■ WORK TASK ■
Gather each line in the entries that includes the string "JSON".

(Stored items from a collection)

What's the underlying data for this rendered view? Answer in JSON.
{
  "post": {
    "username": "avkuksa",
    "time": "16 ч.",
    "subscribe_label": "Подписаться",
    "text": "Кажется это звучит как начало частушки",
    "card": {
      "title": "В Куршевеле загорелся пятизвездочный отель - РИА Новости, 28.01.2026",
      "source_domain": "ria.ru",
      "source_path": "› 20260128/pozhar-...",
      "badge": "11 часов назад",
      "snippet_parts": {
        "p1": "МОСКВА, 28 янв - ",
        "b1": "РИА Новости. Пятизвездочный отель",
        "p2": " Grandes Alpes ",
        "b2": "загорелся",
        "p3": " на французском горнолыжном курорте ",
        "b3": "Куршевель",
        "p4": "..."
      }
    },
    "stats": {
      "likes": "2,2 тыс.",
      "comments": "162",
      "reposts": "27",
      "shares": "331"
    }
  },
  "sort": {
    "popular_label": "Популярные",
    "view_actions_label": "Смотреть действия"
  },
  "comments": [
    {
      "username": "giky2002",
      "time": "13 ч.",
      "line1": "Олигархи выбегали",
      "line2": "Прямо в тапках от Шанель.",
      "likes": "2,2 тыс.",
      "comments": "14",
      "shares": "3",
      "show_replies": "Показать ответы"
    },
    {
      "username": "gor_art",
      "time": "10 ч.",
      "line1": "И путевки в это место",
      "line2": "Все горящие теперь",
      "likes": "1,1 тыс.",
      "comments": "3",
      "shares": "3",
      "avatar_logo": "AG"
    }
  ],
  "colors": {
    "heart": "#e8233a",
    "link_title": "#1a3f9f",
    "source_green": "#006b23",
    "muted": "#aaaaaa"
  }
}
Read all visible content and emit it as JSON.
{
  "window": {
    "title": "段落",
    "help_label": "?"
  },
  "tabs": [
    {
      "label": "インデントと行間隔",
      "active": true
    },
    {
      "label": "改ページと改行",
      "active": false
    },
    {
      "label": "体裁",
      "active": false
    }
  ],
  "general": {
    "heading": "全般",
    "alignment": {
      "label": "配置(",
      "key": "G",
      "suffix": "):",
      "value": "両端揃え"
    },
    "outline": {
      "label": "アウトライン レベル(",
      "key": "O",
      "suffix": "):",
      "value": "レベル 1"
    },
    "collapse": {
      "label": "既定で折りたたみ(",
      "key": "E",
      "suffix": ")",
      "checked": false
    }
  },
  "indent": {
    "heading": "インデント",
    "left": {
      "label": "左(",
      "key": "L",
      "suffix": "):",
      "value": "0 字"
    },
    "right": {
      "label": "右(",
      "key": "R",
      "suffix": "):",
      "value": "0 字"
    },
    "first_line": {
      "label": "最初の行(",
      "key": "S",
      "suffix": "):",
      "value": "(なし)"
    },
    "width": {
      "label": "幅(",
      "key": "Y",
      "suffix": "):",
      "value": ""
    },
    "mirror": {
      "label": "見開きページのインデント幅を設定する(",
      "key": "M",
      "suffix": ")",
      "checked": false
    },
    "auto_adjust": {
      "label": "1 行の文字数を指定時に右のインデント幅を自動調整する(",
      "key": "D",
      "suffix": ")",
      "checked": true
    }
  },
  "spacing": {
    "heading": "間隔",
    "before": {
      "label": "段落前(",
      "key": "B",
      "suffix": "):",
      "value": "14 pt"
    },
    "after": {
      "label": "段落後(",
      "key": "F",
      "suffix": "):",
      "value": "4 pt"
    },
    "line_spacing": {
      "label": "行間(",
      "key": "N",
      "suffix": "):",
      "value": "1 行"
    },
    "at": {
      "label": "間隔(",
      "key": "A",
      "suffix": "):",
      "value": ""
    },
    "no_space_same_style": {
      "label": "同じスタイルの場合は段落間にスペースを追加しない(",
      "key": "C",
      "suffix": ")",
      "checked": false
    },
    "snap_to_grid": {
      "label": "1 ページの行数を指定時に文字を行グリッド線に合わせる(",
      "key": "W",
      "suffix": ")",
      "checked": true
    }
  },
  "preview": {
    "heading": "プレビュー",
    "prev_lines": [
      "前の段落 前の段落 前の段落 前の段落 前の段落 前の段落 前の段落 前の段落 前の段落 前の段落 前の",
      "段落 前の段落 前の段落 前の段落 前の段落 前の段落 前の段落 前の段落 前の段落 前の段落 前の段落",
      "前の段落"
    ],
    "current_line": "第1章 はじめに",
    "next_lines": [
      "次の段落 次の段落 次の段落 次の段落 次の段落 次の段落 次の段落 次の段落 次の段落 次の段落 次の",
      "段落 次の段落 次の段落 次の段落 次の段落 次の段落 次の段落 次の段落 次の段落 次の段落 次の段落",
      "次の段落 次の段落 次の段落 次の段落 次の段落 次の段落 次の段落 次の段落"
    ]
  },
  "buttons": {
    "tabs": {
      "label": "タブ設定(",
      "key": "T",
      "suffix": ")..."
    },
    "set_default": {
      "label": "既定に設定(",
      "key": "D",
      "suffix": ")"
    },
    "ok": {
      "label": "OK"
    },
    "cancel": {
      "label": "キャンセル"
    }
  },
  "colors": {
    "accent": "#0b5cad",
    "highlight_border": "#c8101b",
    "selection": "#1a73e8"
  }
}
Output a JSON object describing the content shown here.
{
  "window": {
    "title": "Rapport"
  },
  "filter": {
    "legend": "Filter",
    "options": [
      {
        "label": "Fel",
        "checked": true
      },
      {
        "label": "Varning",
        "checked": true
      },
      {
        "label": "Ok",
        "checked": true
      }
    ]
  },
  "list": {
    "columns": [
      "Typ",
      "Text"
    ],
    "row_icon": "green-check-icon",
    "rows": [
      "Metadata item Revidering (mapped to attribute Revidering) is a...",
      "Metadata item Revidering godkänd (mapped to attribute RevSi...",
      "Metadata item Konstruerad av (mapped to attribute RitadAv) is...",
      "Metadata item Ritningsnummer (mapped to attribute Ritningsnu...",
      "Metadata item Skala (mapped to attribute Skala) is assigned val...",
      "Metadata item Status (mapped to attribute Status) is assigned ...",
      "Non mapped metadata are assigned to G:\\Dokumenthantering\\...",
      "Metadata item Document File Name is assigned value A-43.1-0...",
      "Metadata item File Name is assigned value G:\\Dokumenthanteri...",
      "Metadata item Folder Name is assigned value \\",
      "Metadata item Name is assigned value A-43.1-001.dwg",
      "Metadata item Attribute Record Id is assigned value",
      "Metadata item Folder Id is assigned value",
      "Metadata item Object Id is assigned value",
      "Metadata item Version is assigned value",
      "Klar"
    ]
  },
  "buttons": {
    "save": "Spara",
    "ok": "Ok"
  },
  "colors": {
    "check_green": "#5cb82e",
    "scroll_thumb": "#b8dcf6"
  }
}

■ PROBLEM SOLUTION ■
What's the underlying data for this rendered view? Answer in JSON.
Read all visible content and emit it as JSON.
Output a JSON object describing the content shown here.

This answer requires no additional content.